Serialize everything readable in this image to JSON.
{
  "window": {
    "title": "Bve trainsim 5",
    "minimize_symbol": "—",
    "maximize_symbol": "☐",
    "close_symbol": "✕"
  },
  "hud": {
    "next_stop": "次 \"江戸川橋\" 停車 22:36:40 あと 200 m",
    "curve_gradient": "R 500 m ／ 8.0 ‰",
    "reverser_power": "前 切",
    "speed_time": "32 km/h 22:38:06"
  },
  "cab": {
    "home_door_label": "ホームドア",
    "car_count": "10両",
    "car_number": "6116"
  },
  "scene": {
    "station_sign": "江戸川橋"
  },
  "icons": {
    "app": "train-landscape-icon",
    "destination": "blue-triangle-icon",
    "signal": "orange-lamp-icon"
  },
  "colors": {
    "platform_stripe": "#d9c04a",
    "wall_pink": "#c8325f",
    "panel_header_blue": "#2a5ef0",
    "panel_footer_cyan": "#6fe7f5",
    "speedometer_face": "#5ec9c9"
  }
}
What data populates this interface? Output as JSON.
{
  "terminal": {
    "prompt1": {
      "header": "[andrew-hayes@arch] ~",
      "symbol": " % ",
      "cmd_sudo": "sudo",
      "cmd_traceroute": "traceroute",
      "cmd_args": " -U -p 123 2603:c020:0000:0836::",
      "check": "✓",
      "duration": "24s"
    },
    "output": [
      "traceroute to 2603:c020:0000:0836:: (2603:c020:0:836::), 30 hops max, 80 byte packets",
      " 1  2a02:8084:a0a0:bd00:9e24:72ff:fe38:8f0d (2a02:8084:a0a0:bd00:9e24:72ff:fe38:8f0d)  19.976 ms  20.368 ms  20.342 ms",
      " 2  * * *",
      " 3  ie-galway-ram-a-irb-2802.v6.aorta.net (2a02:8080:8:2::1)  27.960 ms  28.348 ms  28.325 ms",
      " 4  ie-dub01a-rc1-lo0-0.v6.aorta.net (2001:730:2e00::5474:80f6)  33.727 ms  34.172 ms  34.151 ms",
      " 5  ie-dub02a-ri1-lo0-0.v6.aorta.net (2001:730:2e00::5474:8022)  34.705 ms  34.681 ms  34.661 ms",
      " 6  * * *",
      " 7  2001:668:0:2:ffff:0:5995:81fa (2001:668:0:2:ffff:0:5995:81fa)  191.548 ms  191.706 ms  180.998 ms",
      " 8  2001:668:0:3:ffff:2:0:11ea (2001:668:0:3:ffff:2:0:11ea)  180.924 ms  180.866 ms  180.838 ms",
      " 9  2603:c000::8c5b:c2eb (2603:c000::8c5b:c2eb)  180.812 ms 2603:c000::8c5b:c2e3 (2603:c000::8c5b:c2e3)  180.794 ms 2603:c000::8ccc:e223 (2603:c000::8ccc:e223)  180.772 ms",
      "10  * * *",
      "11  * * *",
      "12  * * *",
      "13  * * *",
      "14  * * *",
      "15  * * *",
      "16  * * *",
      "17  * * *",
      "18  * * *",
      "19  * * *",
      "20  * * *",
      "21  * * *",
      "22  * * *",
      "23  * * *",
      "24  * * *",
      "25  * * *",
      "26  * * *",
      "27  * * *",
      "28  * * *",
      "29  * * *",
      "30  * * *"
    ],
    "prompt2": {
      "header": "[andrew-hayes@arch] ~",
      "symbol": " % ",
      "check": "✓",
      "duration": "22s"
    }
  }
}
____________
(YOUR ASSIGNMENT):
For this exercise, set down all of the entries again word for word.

(TASK OUTPUT):
Serialize everything readable in this image to JSON.
{
  "window": {
    "title": "Bve trainsim 5",
    "minimize_symbol": "—",
    "maximize_symbol": "☐",
    "close_symbol": "✕"
  },
  "hud": {
    "next_stop": "次 \"江戸川橋\" 停車 22:36:40 あと 200 m",
    "curve_gradient": "R 500 m ／ 8.0 ‰",
    "reverser_power": "前 切",
    "speed_time": "32 km/h 22:38:06"
  },
  "cab": {
    "home_door_label": "ホームドア",
    "car_count": "10両",
    "car_number": "6116"
  },
  "scene": {
    "station_sign": "江戸川橋"
  },
  "icons": {
    "app": "train-landscape-icon",
    "destination": "blue-triangle-icon",
    "signal": "orange-lamp-icon"
  },
  "colors": {
    "platform_stripe": "#d9c04a",
    "wall_pink": "#c8325f",
    "panel_header_blue": "#2a5ef0",
    "panel_footer_cyan": "#6fe7f5",
    "speedometer_face": "#5ec9c9"
  }
}
What data populates this interface? Output as JSON.
{
  "terminal": {
    "prompt1": {
      "header": "[andrew-hayes@arch] ~",
      "symbol": " % ",
      "cmd_sudo": "sudo",
      "cmd_traceroute": "traceroute",
      "cmd_args": " -U -p 123 2603:c020:0000:0836::",
      "check": "✓",
      "duration": "24s"
    },
    "output": [
      "traceroute to 2603:c020:0000:0836:: (2603:c020:0:836::), 30 hops max, 80 byte packets",
      " 1  2a02:8084:a0a0:bd00:9e24:72ff:fe38:8f0d (2a02:8084:a0a0:bd00:9e24:72ff:fe38:8f0d)  19.976 ms  20.368 ms  20.342 ms",
      " 2  * * *",
      " 3  ie-galway-ram-a-irb-2802.v6.aorta.net (2a02:8080:8:2::1)  27.960 ms  28.348 ms  28.325 ms",
      " 4  ie-dub01a-rc1-lo0-0.v6.aorta.net (2001:730:2e00::5474:80f6)  33.727 ms  34.172 ms  34.151 ms",
      " 5  ie-dub02a-ri1-lo0-0.v6.aorta.net (2001:730:2e00::5474:8022)  34.705 ms  34.681 ms  34.661 ms",
      " 6  * * *",
      " 7  2001:668:0:2:ffff:0:5995:81fa (2001:668:0:2:ffff:0:5995:81fa)  191.548 ms  191.706 ms  180.998 ms",
      " 8  2001:668:0:3:ffff:2:0:11ea (2001:668:0:3:ffff:2:0:11ea)  180.924 ms  180.866 ms  180.838 ms",
      " 9  2603:c000::8c5b:c2eb (2603:c000::8c5b:c2eb)  180.812 ms 2603:c000::8c5b:c2e3 (2603:c000::8c5b:c2e3)  180.794 ms 2603:c000::8ccc:e223 (2603:c000::8ccc:e223)  180.772 ms",
      "10  * * *",
      "11  * * *",
      "12  * * *",
      "13  * * *",
      "14  * * *",
      "15  * * *",
      "16  * * *",
      "17  * * *",
      "18  * * *",
      "19  * * *",
      "20  * * *",
      "21  * * *",
      "22  * * *",
      "23  * * *",
      "24  * * *",
      "25  * * *",
      "26  * * *",
      "27  * * *",
      "28  * * *",
      "29  * * *",
      "30  * * *"
    ],
    "prompt2": {
      "header": "[andrew-hayes@arch] ~",
      "symbol": " % ",
      "check": "✓",
      "duration": "22s"
    }
  }
}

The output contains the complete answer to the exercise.